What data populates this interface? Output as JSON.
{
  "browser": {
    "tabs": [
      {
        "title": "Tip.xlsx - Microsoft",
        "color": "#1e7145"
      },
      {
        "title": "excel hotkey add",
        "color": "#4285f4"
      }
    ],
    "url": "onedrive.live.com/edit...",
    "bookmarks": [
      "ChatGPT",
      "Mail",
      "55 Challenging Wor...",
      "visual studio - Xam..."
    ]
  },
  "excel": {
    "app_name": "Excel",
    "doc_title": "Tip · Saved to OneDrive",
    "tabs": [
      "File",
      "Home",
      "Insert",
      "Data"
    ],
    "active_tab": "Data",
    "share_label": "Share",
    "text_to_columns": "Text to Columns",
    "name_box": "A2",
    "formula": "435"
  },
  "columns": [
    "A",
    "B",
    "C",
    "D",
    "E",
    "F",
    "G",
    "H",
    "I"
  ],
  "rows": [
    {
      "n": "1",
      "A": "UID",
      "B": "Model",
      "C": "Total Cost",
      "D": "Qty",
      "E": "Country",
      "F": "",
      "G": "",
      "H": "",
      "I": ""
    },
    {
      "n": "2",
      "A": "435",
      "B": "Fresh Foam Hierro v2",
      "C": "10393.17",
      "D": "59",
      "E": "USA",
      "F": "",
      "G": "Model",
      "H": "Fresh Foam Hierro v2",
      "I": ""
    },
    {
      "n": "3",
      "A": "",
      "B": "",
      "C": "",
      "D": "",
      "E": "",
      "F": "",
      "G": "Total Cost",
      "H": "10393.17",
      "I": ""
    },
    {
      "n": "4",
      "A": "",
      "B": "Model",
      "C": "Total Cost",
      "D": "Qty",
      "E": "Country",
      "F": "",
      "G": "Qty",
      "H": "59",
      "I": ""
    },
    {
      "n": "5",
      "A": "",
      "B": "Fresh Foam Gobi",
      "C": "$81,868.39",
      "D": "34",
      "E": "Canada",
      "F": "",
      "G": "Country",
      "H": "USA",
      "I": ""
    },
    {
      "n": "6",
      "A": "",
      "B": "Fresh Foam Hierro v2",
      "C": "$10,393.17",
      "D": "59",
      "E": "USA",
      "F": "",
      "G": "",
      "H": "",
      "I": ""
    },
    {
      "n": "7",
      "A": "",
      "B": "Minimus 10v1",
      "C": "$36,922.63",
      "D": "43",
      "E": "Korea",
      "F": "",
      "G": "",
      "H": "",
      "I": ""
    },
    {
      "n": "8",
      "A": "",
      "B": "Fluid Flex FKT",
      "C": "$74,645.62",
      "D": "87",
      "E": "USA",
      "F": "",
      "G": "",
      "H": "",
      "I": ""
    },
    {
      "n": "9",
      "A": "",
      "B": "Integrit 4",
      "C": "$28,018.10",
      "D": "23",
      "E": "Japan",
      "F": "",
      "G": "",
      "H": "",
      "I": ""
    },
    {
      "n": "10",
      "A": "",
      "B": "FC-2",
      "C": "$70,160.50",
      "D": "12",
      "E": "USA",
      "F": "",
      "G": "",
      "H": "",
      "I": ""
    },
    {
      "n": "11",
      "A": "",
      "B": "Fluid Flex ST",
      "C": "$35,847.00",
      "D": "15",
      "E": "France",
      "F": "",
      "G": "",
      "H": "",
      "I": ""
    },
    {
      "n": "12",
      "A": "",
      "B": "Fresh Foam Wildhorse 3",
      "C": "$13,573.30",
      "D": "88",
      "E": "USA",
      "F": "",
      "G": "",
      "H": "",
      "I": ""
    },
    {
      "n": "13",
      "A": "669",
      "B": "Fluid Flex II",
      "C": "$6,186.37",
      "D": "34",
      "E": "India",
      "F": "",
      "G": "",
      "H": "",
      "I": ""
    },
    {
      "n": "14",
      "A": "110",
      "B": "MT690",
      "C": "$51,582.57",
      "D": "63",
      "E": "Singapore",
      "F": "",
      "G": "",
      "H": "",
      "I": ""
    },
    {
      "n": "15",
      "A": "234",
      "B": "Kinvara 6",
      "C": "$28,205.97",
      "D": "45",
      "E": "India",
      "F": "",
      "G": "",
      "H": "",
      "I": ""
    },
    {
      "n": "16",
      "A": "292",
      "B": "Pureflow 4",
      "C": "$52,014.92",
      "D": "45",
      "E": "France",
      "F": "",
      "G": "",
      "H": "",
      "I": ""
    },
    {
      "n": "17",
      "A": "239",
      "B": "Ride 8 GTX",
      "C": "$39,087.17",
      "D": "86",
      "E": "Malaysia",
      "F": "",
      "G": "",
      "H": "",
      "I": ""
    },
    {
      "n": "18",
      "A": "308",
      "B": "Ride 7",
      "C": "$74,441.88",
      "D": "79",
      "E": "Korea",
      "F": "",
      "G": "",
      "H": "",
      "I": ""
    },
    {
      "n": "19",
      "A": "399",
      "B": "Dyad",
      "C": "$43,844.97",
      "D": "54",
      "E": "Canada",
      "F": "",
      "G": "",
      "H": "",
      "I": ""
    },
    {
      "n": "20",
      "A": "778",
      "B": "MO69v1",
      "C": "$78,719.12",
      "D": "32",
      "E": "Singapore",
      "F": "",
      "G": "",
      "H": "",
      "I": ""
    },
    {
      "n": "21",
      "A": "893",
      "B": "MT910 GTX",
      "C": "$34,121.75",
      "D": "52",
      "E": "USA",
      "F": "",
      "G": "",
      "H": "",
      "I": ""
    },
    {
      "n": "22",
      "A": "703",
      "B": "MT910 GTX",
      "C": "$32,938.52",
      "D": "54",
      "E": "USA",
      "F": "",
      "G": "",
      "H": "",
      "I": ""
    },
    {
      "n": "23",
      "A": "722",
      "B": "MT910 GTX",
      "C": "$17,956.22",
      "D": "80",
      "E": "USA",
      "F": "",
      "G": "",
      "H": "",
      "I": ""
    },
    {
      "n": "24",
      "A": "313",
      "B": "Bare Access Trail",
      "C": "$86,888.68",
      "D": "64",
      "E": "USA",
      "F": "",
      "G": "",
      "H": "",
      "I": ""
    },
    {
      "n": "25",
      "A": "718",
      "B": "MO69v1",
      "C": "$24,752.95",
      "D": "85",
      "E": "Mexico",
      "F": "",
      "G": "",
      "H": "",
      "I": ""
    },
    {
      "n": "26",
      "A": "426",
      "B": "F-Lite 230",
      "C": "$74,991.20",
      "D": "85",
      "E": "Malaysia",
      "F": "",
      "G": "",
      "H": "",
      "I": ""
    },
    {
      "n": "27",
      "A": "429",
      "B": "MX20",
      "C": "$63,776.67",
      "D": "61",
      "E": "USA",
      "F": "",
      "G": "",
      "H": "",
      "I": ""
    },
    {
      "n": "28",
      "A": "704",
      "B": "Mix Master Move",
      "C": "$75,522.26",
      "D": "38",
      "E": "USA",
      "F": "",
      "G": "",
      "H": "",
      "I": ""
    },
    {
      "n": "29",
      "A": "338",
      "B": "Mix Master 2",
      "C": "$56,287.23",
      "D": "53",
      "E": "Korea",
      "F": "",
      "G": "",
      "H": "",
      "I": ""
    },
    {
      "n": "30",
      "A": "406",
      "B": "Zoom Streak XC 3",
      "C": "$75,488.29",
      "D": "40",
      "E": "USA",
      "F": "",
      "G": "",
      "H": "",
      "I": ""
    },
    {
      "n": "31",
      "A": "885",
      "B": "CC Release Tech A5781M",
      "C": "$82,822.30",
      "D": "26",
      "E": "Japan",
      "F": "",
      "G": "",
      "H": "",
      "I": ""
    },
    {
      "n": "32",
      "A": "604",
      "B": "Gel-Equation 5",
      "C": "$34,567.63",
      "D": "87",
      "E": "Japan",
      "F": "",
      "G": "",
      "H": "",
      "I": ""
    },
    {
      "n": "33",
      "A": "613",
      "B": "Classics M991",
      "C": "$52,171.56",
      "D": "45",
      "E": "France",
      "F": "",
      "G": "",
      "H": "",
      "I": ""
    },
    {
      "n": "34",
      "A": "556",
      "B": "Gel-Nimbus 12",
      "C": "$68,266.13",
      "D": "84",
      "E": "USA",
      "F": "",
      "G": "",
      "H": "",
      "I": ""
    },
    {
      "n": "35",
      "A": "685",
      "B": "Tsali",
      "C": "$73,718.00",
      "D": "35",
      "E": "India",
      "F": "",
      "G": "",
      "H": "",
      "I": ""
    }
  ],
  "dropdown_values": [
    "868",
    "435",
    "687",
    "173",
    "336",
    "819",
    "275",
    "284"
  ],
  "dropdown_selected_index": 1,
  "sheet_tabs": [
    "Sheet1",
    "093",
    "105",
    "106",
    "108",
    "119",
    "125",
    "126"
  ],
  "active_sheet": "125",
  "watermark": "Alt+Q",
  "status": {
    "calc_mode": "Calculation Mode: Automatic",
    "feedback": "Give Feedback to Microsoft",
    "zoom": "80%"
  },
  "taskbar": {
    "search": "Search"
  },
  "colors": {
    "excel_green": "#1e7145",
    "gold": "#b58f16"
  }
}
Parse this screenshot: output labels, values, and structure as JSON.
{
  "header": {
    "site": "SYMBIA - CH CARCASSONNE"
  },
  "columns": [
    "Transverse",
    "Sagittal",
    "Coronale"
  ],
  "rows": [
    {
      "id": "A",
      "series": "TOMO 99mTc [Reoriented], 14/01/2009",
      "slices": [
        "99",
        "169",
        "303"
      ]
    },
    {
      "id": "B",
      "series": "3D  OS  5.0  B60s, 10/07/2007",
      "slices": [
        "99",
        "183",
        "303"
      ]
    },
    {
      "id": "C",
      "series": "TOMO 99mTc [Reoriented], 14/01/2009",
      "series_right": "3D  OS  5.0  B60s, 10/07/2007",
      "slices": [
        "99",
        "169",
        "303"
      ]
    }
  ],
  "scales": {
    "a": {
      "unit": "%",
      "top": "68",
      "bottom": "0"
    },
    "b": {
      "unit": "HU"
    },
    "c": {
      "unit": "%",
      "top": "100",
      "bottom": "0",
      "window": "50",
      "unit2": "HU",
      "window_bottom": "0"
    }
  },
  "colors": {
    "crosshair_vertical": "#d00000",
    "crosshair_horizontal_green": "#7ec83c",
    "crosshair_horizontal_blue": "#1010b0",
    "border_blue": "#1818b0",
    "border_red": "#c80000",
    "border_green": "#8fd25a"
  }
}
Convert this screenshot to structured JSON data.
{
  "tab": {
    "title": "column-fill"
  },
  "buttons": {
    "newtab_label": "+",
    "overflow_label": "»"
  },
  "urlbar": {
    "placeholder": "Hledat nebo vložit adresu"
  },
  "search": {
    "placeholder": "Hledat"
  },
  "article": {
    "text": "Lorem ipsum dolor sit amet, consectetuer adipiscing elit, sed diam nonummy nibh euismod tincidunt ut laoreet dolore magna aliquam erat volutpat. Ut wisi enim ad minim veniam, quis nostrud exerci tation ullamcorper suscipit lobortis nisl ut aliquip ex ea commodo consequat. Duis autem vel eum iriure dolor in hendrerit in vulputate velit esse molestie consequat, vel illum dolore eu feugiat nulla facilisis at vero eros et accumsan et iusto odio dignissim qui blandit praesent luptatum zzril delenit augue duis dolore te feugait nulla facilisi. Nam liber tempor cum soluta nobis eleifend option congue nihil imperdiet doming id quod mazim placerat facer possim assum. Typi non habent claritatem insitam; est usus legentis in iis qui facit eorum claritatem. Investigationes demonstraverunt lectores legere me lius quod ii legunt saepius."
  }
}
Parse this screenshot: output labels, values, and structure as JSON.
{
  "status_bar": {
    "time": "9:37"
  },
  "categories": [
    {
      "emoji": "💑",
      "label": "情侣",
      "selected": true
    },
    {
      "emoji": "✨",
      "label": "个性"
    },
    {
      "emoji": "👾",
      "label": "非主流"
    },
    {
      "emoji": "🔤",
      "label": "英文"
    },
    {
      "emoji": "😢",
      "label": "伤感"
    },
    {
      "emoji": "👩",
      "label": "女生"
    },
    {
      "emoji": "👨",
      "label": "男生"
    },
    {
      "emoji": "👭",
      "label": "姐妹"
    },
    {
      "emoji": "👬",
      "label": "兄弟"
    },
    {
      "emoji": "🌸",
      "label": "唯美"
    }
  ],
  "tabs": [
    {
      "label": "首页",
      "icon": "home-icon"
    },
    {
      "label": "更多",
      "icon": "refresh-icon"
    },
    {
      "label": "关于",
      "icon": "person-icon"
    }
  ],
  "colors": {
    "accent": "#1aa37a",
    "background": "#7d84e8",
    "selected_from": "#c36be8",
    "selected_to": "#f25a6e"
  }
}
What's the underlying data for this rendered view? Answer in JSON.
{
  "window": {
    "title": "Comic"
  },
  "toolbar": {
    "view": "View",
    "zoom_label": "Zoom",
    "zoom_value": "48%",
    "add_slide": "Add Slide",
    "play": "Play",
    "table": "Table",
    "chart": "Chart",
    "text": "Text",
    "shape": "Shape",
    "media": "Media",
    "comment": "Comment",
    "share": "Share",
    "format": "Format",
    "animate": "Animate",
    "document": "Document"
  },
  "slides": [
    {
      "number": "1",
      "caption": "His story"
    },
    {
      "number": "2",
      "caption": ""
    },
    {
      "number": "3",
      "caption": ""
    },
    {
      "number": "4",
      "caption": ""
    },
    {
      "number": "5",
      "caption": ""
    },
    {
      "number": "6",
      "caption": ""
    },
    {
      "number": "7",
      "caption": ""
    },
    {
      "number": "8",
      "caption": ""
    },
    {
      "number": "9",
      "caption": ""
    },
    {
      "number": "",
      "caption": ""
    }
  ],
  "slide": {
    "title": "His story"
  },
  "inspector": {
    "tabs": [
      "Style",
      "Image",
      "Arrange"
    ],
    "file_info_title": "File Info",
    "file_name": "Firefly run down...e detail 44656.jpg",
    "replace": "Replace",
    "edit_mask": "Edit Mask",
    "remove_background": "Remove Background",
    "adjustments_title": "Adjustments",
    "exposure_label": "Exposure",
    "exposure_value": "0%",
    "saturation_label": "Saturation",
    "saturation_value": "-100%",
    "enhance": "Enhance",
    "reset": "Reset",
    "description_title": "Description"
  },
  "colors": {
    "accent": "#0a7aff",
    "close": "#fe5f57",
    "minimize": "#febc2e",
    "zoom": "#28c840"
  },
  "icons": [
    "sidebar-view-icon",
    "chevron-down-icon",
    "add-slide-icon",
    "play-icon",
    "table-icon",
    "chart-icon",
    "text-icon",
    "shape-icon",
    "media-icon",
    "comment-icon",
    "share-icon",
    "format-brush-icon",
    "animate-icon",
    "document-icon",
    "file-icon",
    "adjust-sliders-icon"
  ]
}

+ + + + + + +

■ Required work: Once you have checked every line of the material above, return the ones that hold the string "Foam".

■ Solution to the problem:
      "B": "Fresh Foam Hierro v2",
      "H": "Fresh Foam Hierro v2",
      "B": "Fresh Foam Gobi",
      "B": "Fresh Foam Hierro v2",
      "B": "Fresh Foam Wildhorse 3",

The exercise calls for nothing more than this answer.